═══ Data to process

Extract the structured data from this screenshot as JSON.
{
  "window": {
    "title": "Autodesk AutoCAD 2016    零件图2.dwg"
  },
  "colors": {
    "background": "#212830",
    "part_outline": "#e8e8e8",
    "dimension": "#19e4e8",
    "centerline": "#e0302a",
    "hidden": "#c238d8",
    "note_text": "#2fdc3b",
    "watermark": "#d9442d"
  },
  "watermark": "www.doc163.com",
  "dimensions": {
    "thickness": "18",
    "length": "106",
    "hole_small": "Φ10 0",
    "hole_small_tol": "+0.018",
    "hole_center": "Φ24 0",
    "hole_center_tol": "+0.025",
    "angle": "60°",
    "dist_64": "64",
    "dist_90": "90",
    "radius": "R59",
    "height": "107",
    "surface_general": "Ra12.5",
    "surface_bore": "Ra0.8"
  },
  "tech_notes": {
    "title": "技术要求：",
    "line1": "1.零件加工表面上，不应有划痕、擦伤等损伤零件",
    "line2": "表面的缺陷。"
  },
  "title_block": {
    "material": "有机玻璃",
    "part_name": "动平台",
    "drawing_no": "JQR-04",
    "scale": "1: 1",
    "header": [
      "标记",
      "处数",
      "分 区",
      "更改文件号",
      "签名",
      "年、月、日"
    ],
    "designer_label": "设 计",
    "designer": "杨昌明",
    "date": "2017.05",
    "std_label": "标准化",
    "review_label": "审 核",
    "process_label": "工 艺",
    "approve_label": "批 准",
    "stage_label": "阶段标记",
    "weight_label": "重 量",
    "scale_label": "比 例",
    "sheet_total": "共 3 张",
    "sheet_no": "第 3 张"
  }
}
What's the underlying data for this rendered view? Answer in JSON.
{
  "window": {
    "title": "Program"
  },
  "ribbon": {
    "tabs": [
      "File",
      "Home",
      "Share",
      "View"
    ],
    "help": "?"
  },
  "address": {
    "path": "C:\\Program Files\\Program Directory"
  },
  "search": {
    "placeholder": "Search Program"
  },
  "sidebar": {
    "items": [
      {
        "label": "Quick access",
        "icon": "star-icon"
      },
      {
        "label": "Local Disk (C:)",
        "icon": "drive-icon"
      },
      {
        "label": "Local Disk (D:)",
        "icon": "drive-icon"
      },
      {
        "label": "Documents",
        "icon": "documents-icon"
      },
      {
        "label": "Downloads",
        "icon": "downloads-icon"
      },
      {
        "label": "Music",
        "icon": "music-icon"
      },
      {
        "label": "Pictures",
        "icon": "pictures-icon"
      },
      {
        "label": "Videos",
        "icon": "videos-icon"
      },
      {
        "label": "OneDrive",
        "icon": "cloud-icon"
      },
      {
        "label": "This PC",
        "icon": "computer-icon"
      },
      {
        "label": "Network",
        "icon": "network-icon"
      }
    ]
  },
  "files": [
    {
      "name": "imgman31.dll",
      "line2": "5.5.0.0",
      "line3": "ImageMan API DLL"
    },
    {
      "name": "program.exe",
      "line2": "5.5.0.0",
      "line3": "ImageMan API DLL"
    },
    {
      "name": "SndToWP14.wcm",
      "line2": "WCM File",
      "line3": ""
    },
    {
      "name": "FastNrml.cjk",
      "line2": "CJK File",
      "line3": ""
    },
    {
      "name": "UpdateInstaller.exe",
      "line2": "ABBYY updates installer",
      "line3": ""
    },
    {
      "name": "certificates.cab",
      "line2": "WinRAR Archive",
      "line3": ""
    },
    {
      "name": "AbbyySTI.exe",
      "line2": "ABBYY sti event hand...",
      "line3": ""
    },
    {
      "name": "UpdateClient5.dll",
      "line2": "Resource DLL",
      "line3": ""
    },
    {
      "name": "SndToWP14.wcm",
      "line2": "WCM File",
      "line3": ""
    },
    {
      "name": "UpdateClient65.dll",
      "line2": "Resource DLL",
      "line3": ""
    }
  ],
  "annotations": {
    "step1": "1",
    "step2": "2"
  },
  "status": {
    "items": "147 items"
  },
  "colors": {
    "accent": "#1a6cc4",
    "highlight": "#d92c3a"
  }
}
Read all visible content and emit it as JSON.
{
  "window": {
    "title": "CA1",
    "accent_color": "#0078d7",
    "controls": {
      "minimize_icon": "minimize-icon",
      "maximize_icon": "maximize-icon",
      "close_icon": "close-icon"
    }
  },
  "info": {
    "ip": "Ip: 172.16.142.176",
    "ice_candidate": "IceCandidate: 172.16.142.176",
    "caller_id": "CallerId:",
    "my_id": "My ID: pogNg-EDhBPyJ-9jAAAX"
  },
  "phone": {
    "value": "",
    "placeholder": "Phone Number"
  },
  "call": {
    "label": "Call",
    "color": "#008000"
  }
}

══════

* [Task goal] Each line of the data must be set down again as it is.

* [Problem solution]
Extract the structured data from this screenshot as JSON.
{
  "window": {
    "title": "Autodesk AutoCAD 2016    零件图2.dwg"
  },
  "colors": {
    "background": "#212830",
    "part_outline": "#e8e8e8",
    "dimension": "#19e4e8",
    "centerline": "#e0302a",
    "hidden": "#c238d8",
    "note_text": "#2fdc3b",
    "watermark": "#d9442d"
  },
  "watermark": "www.doc163.com",
  "dimensions": {
    "thickness": "18",
    "length": "106",
    "hole_small": "Φ10 0",
    "hole_small_tol": "+0.018",
    "hole_center": "Φ24 0",
    "hole_center_tol": "+0.025",
    "angle": "60°",
    "dist_64": "64",
    "dist_90": "90",
    "radius": "R59",
    "height": "107",
    "surface_general": "Ra12.5",
    "surface_bore": "Ra0.8"
  },
  "tech_notes": {
    "title": "技术要求：",
    "line1": "1.零件加工表面上，不应有划痕、擦伤等损伤零件",
    "line2": "表面的缺陷。"
  },
  "title_block": {
    "material": "有机玻璃",
    "part_name": "动平台",
    "drawing_no": "JQR-04",
    "scale": "1: 1",
    "header": [
      "标记",
      "处数",
      "分 区",
      "更改文件号",
      "签名",
      "年、月、日"
    ],
    "designer_label": "设 计",
    "designer": "杨昌明",
    "date": "2017.05",
    "std_label": "标准化",
    "review_label": "审 核",
    "process_label": "工 艺",
    "approve_label": "批 准",
    "stage_label": "阶段标记",
    "weight_label": "重 量",
    "scale_label": "比 例",
    "sheet_total": "共 3 张",
    "sheet_no": "第 3 张"
  }
}
What's the underlying data for this rendered view? Answer in JSON.
{
  "window": {
    "title": "Program"
  },
  "ribbon": {
    "tabs": [
      "File",
      "Home",
      "Share",
      "View"
    ],
    "help": "?"
  },
  "address": {
    "path": "C:\\Program Files\\Program Directory"
  },
  "search": {
    "placeholder": "Search Program"
  },
  "sidebar": {
    "items": [
      {
        "label": "Quick access",
        "icon": "star-icon"
      },
      {
        "label": "Local Disk (C:)",
        "icon": "drive-icon"
      },
      {
        "label": "Local Disk (D:)",
        "icon": "drive-icon"
      },
      {
        "label": "Documents",
        "icon": "documents-icon"
      },
      {
        "label": "Downloads",
        "icon": "downloads-icon"
      },
      {
        "label": "Music",
        "icon": "music-icon"
      },
      {
        "label": "Pictures",
        "icon": "pictures-icon"
      },
      {
        "label": "Videos",
        "icon": "videos-icon"
      },
      {
        "label": "OneDrive",
        "icon": "cloud-icon"
      },
      {
        "label": "This PC",
        "icon": "computer-icon"
      },
      {
        "label": "Network",
        "icon": "network-icon"
      }
    ]
  },
  "files": [
    {
      "name": "imgman31.dll",
      "line2": "5.5.0.0",
      "line3": "ImageMan API DLL"
    },
    {
      "name": "program.exe",
      "line2": "5.5.0.0",
      "line3": "ImageMan API DLL"
    },
    {
      "name": "SndToWP14.wcm",
      "line2": "WCM File",
      "line3": ""
    },
    {
      "name": "FastNrml.cjk",
      "line2": "CJK File",
      "line3": ""
    },
    {
      "name": "UpdateInstaller.exe",
      "line2": "ABBYY updates installer",
      "line3": ""
    },
    {
      "name": "certificates.cab",
      "line2": "WinRAR Archive",
      "line3": ""
    },
    {
      "name": "AbbyySTI.exe",
      "line2": "ABBYY sti event hand...",
      "line3": ""
    },
    {
      "name": "UpdateClient5.dll",
      "line2": "Resource DLL",
      "line3": ""
    },
    {
      "name": "SndToWP14.wcm",
      "line2": "WCM File",
      "line3": ""
    },
    {
      "name": "UpdateClient65.dll",
      "line2": "Resource DLL",
      "line3": ""
    }
  ],
  "annotations": {
    "step1": "1",
    "step2": "2"
  },
  "status": {
    "items": "147 items"
  },
  "colors": {
    "accent": "#1a6cc4",
    "highlight": "#d92c3a"
  }
}
Read all visible content and emit it as JSON.
{
  "window": {
    "title": "CA1",
    "accent_color": "#0078d7",
    "controls": {
      "minimize_icon": "minimize-icon",
      "maximize_icon": "maximize-icon",
      "close_icon": "close-icon"
    }
  },
  "info": {
    "ip": "Ip: 172.16.142.176",
    "ice_candidate": "IceCandidate: 172.16.142.176",
    "caller_id": "CallerId:",
    "my_id": "My ID: pogNg-EDhBPyJ-9jAAAX"
  },
  "phone": {
    "value": "",
    "placeholder": "Phone Number"
  },
  "call": {
    "label": "Call",
    "color": "#008000"
  }
}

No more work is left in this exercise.